▶ **What the task requires**:
Your answer must be an exact copy of every record below.

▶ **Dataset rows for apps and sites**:
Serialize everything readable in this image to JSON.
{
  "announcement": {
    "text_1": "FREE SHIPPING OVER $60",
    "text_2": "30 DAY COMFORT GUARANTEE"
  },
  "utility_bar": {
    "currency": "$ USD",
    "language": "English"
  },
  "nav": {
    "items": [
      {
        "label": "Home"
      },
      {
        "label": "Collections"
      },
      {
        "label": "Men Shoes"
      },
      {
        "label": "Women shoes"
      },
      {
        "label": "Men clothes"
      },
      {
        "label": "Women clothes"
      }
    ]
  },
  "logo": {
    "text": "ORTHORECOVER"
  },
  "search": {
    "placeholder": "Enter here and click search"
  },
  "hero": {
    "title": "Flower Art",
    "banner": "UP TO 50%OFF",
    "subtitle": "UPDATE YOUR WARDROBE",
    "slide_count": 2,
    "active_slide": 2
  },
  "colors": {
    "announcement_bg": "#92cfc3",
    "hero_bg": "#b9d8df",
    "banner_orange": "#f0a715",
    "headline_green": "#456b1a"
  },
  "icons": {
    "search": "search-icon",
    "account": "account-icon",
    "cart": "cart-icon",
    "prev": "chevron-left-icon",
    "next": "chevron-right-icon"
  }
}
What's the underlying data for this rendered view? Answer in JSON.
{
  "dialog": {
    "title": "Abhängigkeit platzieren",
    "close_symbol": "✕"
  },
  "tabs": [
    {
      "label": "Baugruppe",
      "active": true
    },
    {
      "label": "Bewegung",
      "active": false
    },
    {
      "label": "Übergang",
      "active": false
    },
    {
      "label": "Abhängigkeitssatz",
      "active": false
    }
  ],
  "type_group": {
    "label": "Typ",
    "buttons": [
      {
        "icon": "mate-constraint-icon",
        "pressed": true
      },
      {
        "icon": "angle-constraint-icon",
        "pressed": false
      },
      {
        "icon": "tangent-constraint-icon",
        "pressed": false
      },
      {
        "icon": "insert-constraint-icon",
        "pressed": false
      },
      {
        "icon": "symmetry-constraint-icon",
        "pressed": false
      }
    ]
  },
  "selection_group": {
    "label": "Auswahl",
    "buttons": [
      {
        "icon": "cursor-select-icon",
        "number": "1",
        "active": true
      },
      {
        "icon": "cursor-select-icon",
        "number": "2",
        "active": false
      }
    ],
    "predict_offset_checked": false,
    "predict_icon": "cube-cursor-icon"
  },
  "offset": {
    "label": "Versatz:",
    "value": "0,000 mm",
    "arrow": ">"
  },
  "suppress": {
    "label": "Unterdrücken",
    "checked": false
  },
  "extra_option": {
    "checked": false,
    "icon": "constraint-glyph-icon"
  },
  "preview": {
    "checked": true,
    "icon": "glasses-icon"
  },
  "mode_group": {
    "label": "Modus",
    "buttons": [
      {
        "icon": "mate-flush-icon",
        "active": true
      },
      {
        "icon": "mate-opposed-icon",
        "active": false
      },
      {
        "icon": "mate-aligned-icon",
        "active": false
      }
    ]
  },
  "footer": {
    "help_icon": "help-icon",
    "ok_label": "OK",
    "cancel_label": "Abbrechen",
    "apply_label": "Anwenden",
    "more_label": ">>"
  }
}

▶ **Answer space**:
Serialize everything readable in this image to JSON.
{
  "announcement": {
    "text_1": "FREE SHIPPING OVER $60",
    "text_2": "30 DAY COMFORT GUARANTEE"
  },
  "utility_bar": {
    "currency": "$ USD",
    "language": "English"
  },
  "nav": {
    "items": [
      {
        "label": "Home"
      },
      {
        "label": "Collections"
      },
      {
        "label": "Men Shoes"
      },
      {
        "label": "Women shoes"
      },
      {
        "label": "Men clothes"
      },
      {
        "label": "Women clothes"
      }
    ]
  },
  "logo": {
    "text": "ORTHORECOVER"
  },
  "search": {
    "placeholder": "Enter here and click search"
  },
  "hero": {
    "title": "Flower Art",
    "banner": "UP TO 50%OFF",
    "subtitle": "UPDATE YOUR WARDROBE",
    "slide_count": 2,
    "active_slide": 2
  },
  "colors": {
    "announcement_bg": "#92cfc3",
    "hero_bg": "#b9d8df",
    "banner_orange": "#f0a715",
    "headline_green": "#456b1a"
  },
  "icons": {
    "search": "search-icon",
    "account": "account-icon",
    "cart": "cart-icon",
    "prev": "chevron-left-icon",
    "next": "chevron-right-icon"
  }
}
What's the underlying data for this rendered view? Answer in JSON.
{
  "dialog": {
    "title": "Abhängigkeit platzieren",
    "close_symbol": "✕"
  },
  "tabs": [
    {
      "label": "Baugruppe",
      "active": true
    },
    {
      "label": "Bewegung",
      "active": false
    },
    {
      "label": "Übergang",
      "active": false
    },
    {
      "label": "Abhängigkeitssatz",
      "active": false
    }
  ],
  "type_group": {
    "label": "Typ",
    "buttons": [
      {
        "icon": "mate-constraint-icon",
        "pressed": true
      },
      {
        "icon": "angle-constraint-icon",
        "pressed": false
      },
      {
        "icon": "tangent-constraint-icon",
        "pressed": false
      },
      {
        "icon": "insert-constraint-icon",
        "pressed": false
      },
      {
        "icon": "symmetry-constraint-icon",
        "pressed": false
      }
    ]
  },
  "selection_group": {
    "label": "Auswahl",
    "buttons": [
      {
        "icon": "cursor-select-icon",
        "number": "1",
        "active": true
      },
      {
        "icon": "cursor-select-icon",
        "number": "2",
        "active": false
      }
    ],
    "predict_offset_checked": false,
    "predict_icon": "cube-cursor-icon"
  },
  "offset": {
    "label": "Versatz:",
    "value": "0,000 mm",
    "arrow": ">"
  },
  "suppress": {
    "label": "Unterdrücken",
    "checked": false
  },
  "extra_option": {
    "checked": false,
    "icon": "constraint-glyph-icon"
  },
  "preview": {
    "checked": true,
    "icon": "glasses-icon"
  },
  "mode_group": {
    "label": "Modus",
    "buttons": [
      {
        "icon": "mate-flush-icon",
        "active": true
      },
      {
        "icon": "mate-opposed-icon",
        "active": false
      },
      {
        "icon": "mate-aligned-icon",
        "active": false
      }
    ]
  },
  "footer": {
    "help_icon": "help-icon",
    "ok_label": "OK",
    "cancel_label": "Abbrechen",
    "apply_label": "Anwenden",
    "more_label": ">>"
  }
}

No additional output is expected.